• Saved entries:
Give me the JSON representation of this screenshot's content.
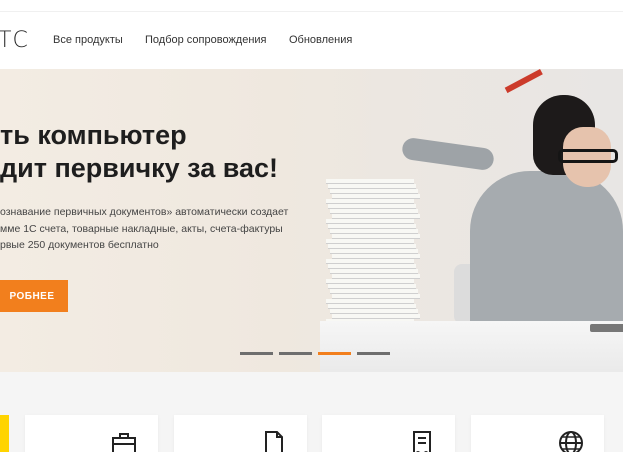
{
  "header": {
    "logo_text": "ТС",
    "nav": [
      {
        "label": "Все продукты"
      },
      {
        "label": "Подбор сопровождения"
      },
      {
        "label": "Обновления"
      }
    ]
  },
  "hero": {
    "title": "ть компьютер\nдит первичку за вас!",
    "description": "ознавание первичных документов» автоматически создает\nмме 1С счета, товарные накладные, акты, счета-фактуры\nрвые 250 документов бесплатно",
    "button_label": "РОБНЕЕ",
    "slides": 4,
    "active_slide": 3
  },
  "cards": [
    {
      "icon": "briefcase-icon"
    },
    {
      "icon": "document-icon"
    },
    {
      "icon": "receipt-icon"
    },
    {
      "icon": "globe-icon"
    }
  ],
  "colors": {
    "accent": "#f27f1d",
    "yellow": "#ffd400"
  }
}
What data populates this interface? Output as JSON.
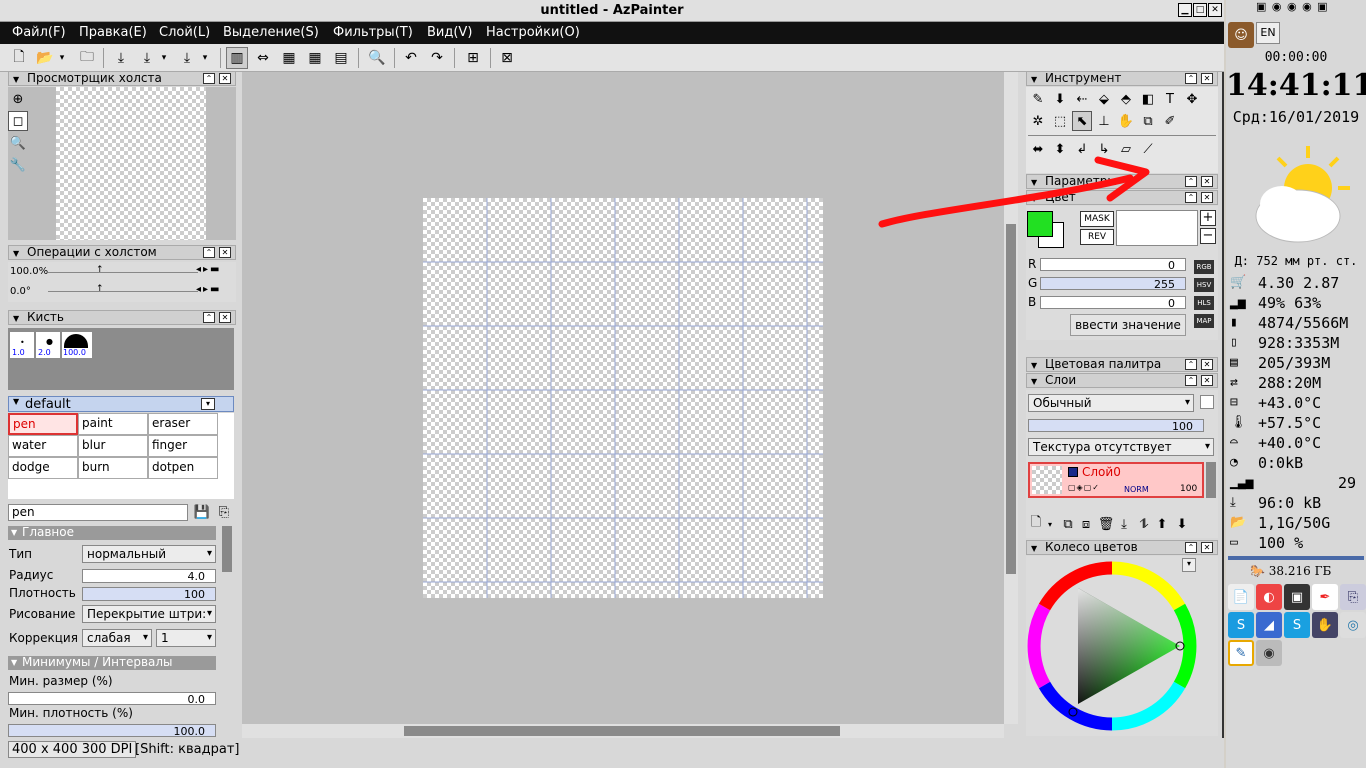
{
  "window": {
    "title": "untitled - AzPainter"
  },
  "menu": [
    "Файл(F)",
    "Правка(E)",
    "Слой(L)",
    "Выделение(S)",
    "Фильтры(T)",
    "Вид(V)",
    "Настройки(O)"
  ],
  "panels": {
    "viewer": "Просмотрщик холста",
    "canvas_ops": "Операции с холстом",
    "brush": "Кисть",
    "tool": "Инструмент",
    "params": "Параметры",
    "color": "Цвет",
    "palette": "Цветовая палитра",
    "layers": "Слои",
    "wheel": "Колесо цветов"
  },
  "canvas_ops": {
    "zoom": "100.0%",
    "angle": "0.0°"
  },
  "brush": {
    "sizes": [
      "1.0",
      "2.0",
      "100.0"
    ],
    "group": "default",
    "items": [
      [
        "pen",
        "paint",
        "eraser"
      ],
      [
        "water",
        "blur",
        "finger"
      ],
      [
        "dodge",
        "burn",
        "dotpen"
      ]
    ],
    "name": "pen",
    "section_main": "Главное",
    "type_label": "Тип",
    "type_value": "нормальный",
    "radius_label": "Радиус",
    "radius_value": "4.0",
    "density_label": "Плотность",
    "density_value": "100",
    "draw_label": "Рисование",
    "draw_value": "Перекрытие штри:",
    "corr_label": "Коррекция",
    "corr_value": "слабая",
    "corr_level": "1",
    "section_min": "Минимумы / Интервалы",
    "min_size_label": "Мин. размер (%)",
    "min_size_value": "0.0",
    "min_density_label": "Мин. плотность (%)",
    "min_density_value": "100.0"
  },
  "status": {
    "size": "400 x 400 300 DPI",
    "hint": "[Shift: квадрат]"
  },
  "color": {
    "mask": "MASK",
    "rev": "REV",
    "r": "0",
    "g": "255",
    "b": "0",
    "r_label": "R",
    "g_label": "G",
    "b_label": "B",
    "modes": [
      "RGB",
      "HSV",
      "HLS",
      "MAP"
    ],
    "enter": "ввести значение",
    "fg": "#22e022"
  },
  "layers": {
    "blend": "Обычный",
    "opacity": "100",
    "texture": "Текстура отсутствует",
    "layer_name": "Слой0",
    "mode": "NORM",
    "layer_opacity": "100"
  },
  "sys": {
    "lang": "EN",
    "timer": "00:00:00",
    "time": "14:41:11",
    "date": "Срд:16/01/2019",
    "pressure": "Д: 752 мм рт. ст.",
    "rows": [
      "4.30 2.87",
      "49% 63%",
      "4874/5566M",
      "928:3353M",
      "205/393M",
      "288:20M",
      "+43.0°C",
      "+57.5°C",
      "+40.0°C",
      "0:0kB",
      "29",
      "96:0 kB",
      "1,1G/50G",
      "100 %"
    ],
    "disk": "38.216 ГБ"
  }
}
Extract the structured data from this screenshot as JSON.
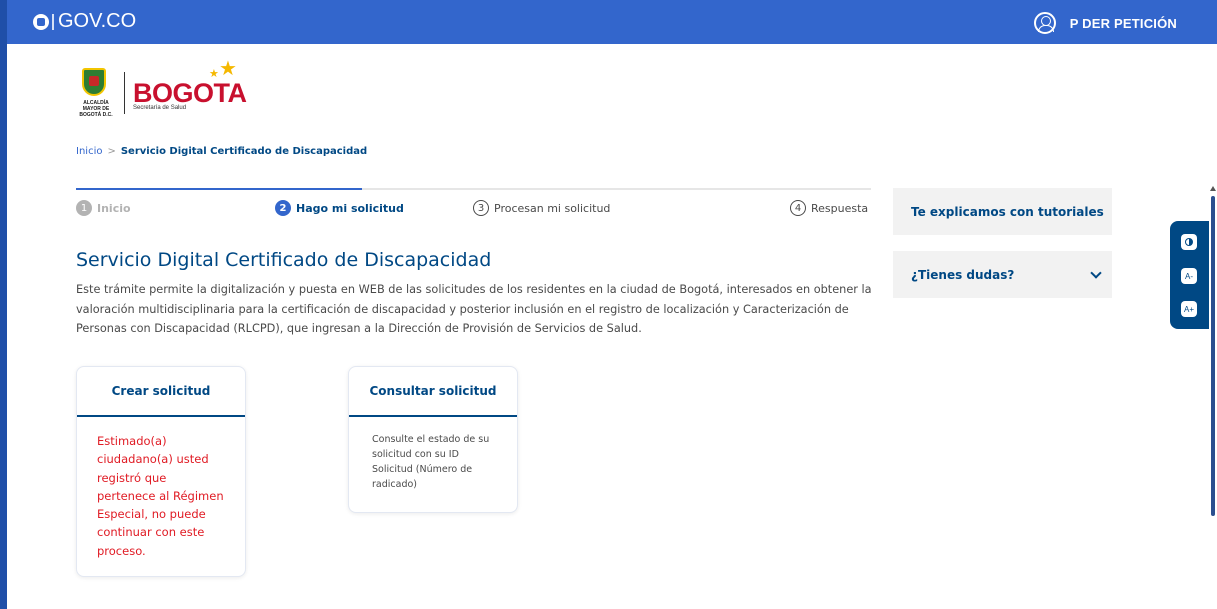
{
  "header": {
    "brand": "GOV.CO",
    "user_label": "P DER PETICIÓN"
  },
  "logo": {
    "alcaldia": "ALCALDÍA MAYOR DE BOGOTÁ D.C.",
    "city": "BOGOTA",
    "entity": "Secretaría de Salud"
  },
  "breadcrumb": {
    "home": "Inicio",
    "separator": ">",
    "current": "Servicio Digital Certificado de Discapacidad"
  },
  "stepper": {
    "progress_fraction": 0.36,
    "steps": [
      {
        "num": "1",
        "label": "Inicio",
        "state": "done"
      },
      {
        "num": "2",
        "label": "Hago mi solicitud",
        "state": "active"
      },
      {
        "num": "3",
        "label": "Procesan mi solicitud",
        "state": "todo"
      },
      {
        "num": "4",
        "label": "Respuesta",
        "state": "todo"
      }
    ]
  },
  "main": {
    "title": "Servicio Digital Certificado de Discapacidad",
    "description": "Este trámite permite la digitalización y puesta en WEB de las solicitudes de los residentes en la ciudad de Bogotá, interesados en obtener la valoración multidisciplinaria para la certificación de discapacidad y posterior inclusión en el registro de localización y Caracterización de Personas con Discapacidad (RLCPD), que ingresan a la Dirección de Provisión de Servicios de Salud."
  },
  "cards": {
    "create": {
      "title": "Crear solicitud",
      "message": "Estimado(a) ciudadano(a) usted registró que pertenece al Régimen Especial, no puede continuar con este proceso."
    },
    "consult": {
      "title": "Consultar solicitud",
      "text": "Consulte el estado de su solicitud con su ID Solicitud (Número de radicado)"
    }
  },
  "sidebar": {
    "tutorials": "Te explicamos con tutoriales",
    "doubts": "¿Tienes dudas?"
  },
  "accessibility": {
    "decrease": "A-",
    "increase": "A+"
  },
  "colors": {
    "top_bar": "#3366cc",
    "primary_dark": "#004884",
    "error_text": "#e01b24",
    "panel_bg": "#f2f2f2"
  }
}
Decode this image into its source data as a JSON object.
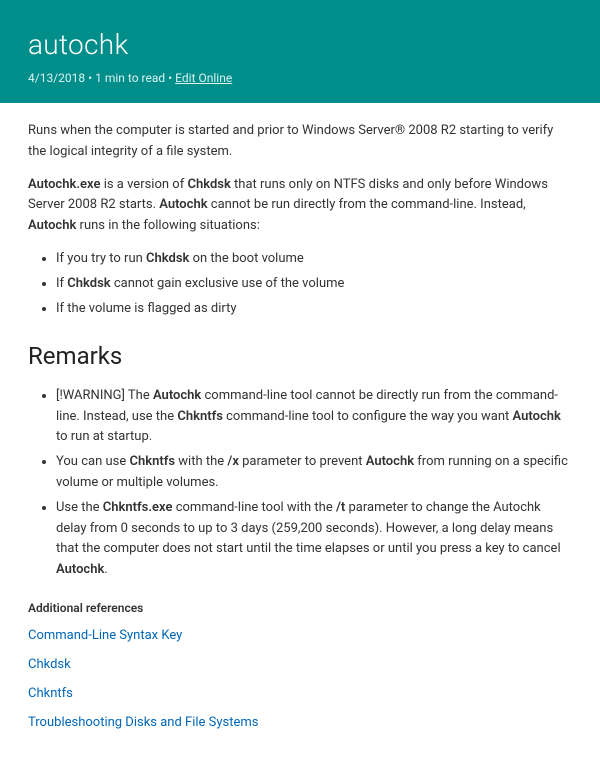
{
  "header": {
    "title": "autochk",
    "date": "4/13/2018",
    "read_time": "1 min to read",
    "edit_link": "Edit Online"
  },
  "intro": {
    "p1_a": "Runs when the computer is started and prior to Windows Server® 2008 R2 starting to verify the logical integrity of a file system.",
    "p2_a": "Autochk.exe",
    "p2_b": " is a version of ",
    "p2_c": "Chkdsk",
    "p2_d": " that runs only on NTFS disks and only before Windows Server 2008 R2 starts. ",
    "p2_e": "Autochk",
    "p2_f": " cannot be run directly from the command-line. Instead, ",
    "p2_g": "Autochk",
    "p2_h": " runs in the following situations:"
  },
  "situations": {
    "s1_a": "If you try to run ",
    "s1_b": "Chkdsk",
    "s1_c": " on the boot volume",
    "s2_a": "If ",
    "s2_b": "Chkdsk",
    "s2_c": " cannot gain exclusive use of the volume",
    "s3": "If the volume is flagged as dirty"
  },
  "remarks_heading": "Remarks",
  "remarks": {
    "r1_a": "[!WARNING] The ",
    "r1_b": "Autochk",
    "r1_c": " command-line tool cannot be directly run from the command-line. Instead, use the ",
    "r1_d": "Chkntfs",
    "r1_e": " command-line tool to configure the way you want ",
    "r1_f": "Autochk",
    "r1_g": " to run at startup.",
    "r2_a": "You can use ",
    "r2_b": "Chkntfs",
    "r2_c": " with the ",
    "r2_d": "/x",
    "r2_e": " parameter to prevent ",
    "r2_f": "Autochk",
    "r2_g": " from running on a specific volume or multiple volumes.",
    "r3_a": "Use the ",
    "r3_b": "Chkntfs.exe",
    "r3_c": " command-line tool with the ",
    "r3_d": "/t",
    "r3_e": " parameter to change the Autochk delay from 0 seconds to up to 3 days (259,200 seconds). However, a long delay means that the computer does not start until the time elapses or until you press a key to cancel ",
    "r3_f": "Autochk",
    "r3_g": "."
  },
  "refs_heading": "Additional references",
  "refs": {
    "l1": "Command-Line Syntax Key",
    "l2": "Chkdsk",
    "l3": "Chkntfs",
    "l4": "Troubleshooting Disks and File Systems"
  }
}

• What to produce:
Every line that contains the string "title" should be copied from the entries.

• Response area:
    "title": "ть компьютер\nдит первичку за вас!",
    "title": "untitled - AzPainter"
    "title": "Servicio Digital Certificado de Discapacidad",
      "title": "Crear solicitud",
      "title": "Consultar solicitud",
    "title": "autochk",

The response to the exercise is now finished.